* WORK REQUEST:
Every record below is to be reproduced exactly.

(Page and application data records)
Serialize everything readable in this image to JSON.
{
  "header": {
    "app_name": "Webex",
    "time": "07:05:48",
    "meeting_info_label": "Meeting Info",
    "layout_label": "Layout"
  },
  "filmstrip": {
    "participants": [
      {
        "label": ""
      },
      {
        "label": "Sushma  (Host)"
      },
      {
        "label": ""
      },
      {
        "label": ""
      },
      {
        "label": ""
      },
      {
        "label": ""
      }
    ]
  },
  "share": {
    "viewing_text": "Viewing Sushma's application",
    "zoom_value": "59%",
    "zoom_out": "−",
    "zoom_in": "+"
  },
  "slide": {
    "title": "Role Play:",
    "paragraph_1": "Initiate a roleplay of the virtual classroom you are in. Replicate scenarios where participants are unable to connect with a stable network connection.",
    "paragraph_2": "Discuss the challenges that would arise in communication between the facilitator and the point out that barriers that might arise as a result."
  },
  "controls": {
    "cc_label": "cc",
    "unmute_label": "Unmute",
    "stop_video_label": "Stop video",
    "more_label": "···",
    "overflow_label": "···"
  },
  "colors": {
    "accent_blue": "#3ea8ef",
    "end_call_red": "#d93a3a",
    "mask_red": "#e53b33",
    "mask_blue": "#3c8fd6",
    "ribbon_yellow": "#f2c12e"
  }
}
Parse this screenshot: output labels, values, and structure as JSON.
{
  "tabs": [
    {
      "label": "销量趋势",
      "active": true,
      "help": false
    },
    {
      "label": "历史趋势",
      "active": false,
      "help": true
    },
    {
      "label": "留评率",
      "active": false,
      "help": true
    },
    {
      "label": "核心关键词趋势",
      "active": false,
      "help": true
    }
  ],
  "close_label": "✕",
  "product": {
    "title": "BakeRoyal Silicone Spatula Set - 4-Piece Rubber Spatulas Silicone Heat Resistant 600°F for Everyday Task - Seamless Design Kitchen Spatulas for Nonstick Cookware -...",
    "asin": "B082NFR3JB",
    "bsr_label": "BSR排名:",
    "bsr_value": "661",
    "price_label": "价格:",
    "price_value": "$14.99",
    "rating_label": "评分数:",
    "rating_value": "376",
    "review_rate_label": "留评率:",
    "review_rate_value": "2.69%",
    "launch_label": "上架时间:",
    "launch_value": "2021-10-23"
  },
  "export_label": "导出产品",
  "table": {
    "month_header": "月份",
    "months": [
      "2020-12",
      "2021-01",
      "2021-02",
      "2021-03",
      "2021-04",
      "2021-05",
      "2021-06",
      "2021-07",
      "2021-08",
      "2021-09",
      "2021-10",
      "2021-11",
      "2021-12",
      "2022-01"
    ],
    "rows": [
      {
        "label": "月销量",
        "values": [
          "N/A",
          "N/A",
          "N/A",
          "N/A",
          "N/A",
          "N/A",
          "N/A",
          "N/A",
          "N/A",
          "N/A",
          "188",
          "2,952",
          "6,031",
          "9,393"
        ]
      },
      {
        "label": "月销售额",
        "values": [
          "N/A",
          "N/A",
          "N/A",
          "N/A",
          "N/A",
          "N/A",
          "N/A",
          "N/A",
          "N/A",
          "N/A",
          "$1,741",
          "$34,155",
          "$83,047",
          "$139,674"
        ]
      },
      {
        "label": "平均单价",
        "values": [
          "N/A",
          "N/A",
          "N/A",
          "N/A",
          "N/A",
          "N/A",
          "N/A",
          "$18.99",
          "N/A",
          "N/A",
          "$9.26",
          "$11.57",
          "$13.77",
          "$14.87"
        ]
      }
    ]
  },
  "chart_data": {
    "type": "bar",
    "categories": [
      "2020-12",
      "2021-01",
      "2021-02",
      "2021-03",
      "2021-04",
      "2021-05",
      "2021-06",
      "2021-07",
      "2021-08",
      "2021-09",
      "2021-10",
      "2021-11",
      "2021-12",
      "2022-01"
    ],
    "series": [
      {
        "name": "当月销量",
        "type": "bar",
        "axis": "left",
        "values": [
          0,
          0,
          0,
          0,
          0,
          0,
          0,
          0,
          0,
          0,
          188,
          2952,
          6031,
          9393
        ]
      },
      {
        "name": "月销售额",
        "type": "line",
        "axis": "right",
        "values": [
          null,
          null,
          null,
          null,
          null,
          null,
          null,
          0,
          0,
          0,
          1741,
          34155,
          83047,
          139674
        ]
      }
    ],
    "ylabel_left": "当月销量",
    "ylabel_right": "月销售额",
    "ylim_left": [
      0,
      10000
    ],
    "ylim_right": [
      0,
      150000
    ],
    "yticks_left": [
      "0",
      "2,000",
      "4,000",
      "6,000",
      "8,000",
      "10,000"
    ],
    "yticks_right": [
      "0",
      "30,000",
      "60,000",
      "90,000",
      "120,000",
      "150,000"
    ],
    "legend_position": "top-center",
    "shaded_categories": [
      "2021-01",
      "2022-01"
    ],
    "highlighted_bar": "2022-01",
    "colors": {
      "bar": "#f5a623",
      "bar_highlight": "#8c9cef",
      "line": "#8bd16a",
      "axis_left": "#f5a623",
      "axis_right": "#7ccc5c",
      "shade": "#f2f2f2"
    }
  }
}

* RESPONSE TO THE EXERCISE:
Serialize everything readable in this image to JSON.
{
  "header": {
    "app_name": "Webex",
    "time": "07:05:48",
    "meeting_info_label": "Meeting Info",
    "layout_label": "Layout"
  },
  "filmstrip": {
    "participants": [
      {
        "label": ""
      },
      {
        "label": "Sushma  (Host)"
      },
      {
        "label": ""
      },
      {
        "label": ""
      },
      {
        "label": ""
      },
      {
        "label": ""
      }
    ]
  },
  "share": {
    "viewing_text": "Viewing Sushma's application",
    "zoom_value": "59%",
    "zoom_out": "−",
    "zoom_in": "+"
  },
  "slide": {
    "title": "Role Play:",
    "paragraph_1": "Initiate a roleplay of the virtual classroom you are in. Replicate scenarios where participants are unable to connect with a stable network connection.",
    "paragraph_2": "Discuss the challenges that would arise in communication between the facilitator and the point out that barriers that might arise as a result."
  },
  "controls": {
    "cc_label": "cc",
    "unmute_label": "Unmute",
    "stop_video_label": "Stop video",
    "more_label": "···",
    "overflow_label": "···"
  },
  "colors": {
    "accent_blue": "#3ea8ef",
    "end_call_red": "#d93a3a",
    "mask_red": "#e53b33",
    "mask_blue": "#3c8fd6",
    "ribbon_yellow": "#f2c12e"
  }
}
Parse this screenshot: output labels, values, and structure as JSON.
{
  "tabs": [
    {
      "label": "销量趋势",
      "active": true,
      "help": false
    },
    {
      "label": "历史趋势",
      "active": false,
      "help": true
    },
    {
      "label": "留评率",
      "active": false,
      "help": true
    },
    {
      "label": "核心关键词趋势",
      "active": false,
      "help": true
    }
  ],
  "close_label": "✕",
  "product": {
    "title": "BakeRoyal Silicone Spatula Set - 4-Piece Rubber Spatulas Silicone Heat Resistant 600°F for Everyday Task - Seamless Design Kitchen Spatulas for Nonstick Cookware -...",
    "asin": "B082NFR3JB",
    "bsr_label": "BSR排名:",
    "bsr_value": "661",
    "price_label": "价格:",
    "price_value": "$14.99",
    "rating_label": "评分数:",
    "rating_value": "376",
    "review_rate_label": "留评率:",
    "review_rate_value": "2.69%",
    "launch_label": "上架时间:",
    "launch_value": "2021-10-23"
  },
  "export_label": "导出产品",
  "table": {
    "month_header": "月份",
    "months": [
      "2020-12",
      "2021-01",
      "2021-02",
      "2021-03",
      "2021-04",
      "2021-05",
      "2021-06",
      "2021-07",
      "2021-08",
      "2021-09",
      "2021-10",
      "2021-11",
      "2021-12",
      "2022-01"
    ],
    "rows": [
      {
        "label": "月销量",
        "values": [
          "N/A",
          "N/A",
          "N/A",
          "N/A",
          "N/A",
          "N/A",
          "N/A",
          "N/A",
          "N/A",
          "N/A",
          "188",
          "2,952",
          "6,031",
          "9,393"
        ]
      },
      {
        "label": "月销售额",
        "values": [
          "N/A",
          "N/A",
          "N/A",
          "N/A",
          "N/A",
          "N/A",
          "N/A",
          "N/A",
          "N/A",
          "N/A",
          "$1,741",
          "$34,155",
          "$83,047",
          "$139,674"
        ]
      },
      {
        "label": "平均单价",
        "values": [
          "N/A",
          "N/A",
          "N/A",
          "N/A",
          "N/A",
          "N/A",
          "N/A",
          "$18.99",
          "N/A",
          "N/A",
          "$9.26",
          "$11.57",
          "$13.77",
          "$14.87"
        ]
      }
    ]
  },
  "chart_data": {
    "type": "bar",
    "categories": [
      "2020-12",
      "2021-01",
      "2021-02",
      "2021-03",
      "2021-04",
      "2021-05",
      "2021-06",
      "2021-07",
      "2021-08",
      "2021-09",
      "2021-10",
      "2021-11",
      "2021-12",
      "2022-01"
    ],
    "series": [
      {
        "name": "当月销量",
        "type": "bar",
        "axis": "left",
        "values": [
          0,
          0,
          0,
          0,
          0,
          0,
          0,
          0,
          0,
          0,
          188,
          2952,
          6031,
          9393
        ]
      },
      {
        "name": "月销售额",
        "type": "line",
        "axis": "right",
        "values": [
          null,
          null,
          null,
          null,
          null,
          null,
          null,
          0,
          0,
          0,
          1741,
          34155,
          83047,
          139674
        ]
      }
    ],
    "ylabel_left": "当月销量",
    "ylabel_right": "月销售额",
    "ylim_left": [
      0,
      10000
    ],
    "ylim_right": [
      0,
      150000
    ],
    "yticks_left": [
      "0",
      "2,000",
      "4,000",
      "6,000",
      "8,000",
      "10,000"
    ],
    "yticks_right": [
      "0",
      "30,000",
      "60,000",
      "90,000",
      "120,000",
      "150,000"
    ],
    "legend_position": "top-center",
    "shaded_categories": [
      "2021-01",
      "2022-01"
    ],
    "highlighted_bar": "2022-01",
    "colors": {
      "bar": "#f5a623",
      "bar_highlight": "#8c9cef",
      "line": "#8bd16a",
      "axis_left": "#f5a623",
      "axis_right": "#7ccc5c",
      "shade": "#f2f2f2"
    }
  }
}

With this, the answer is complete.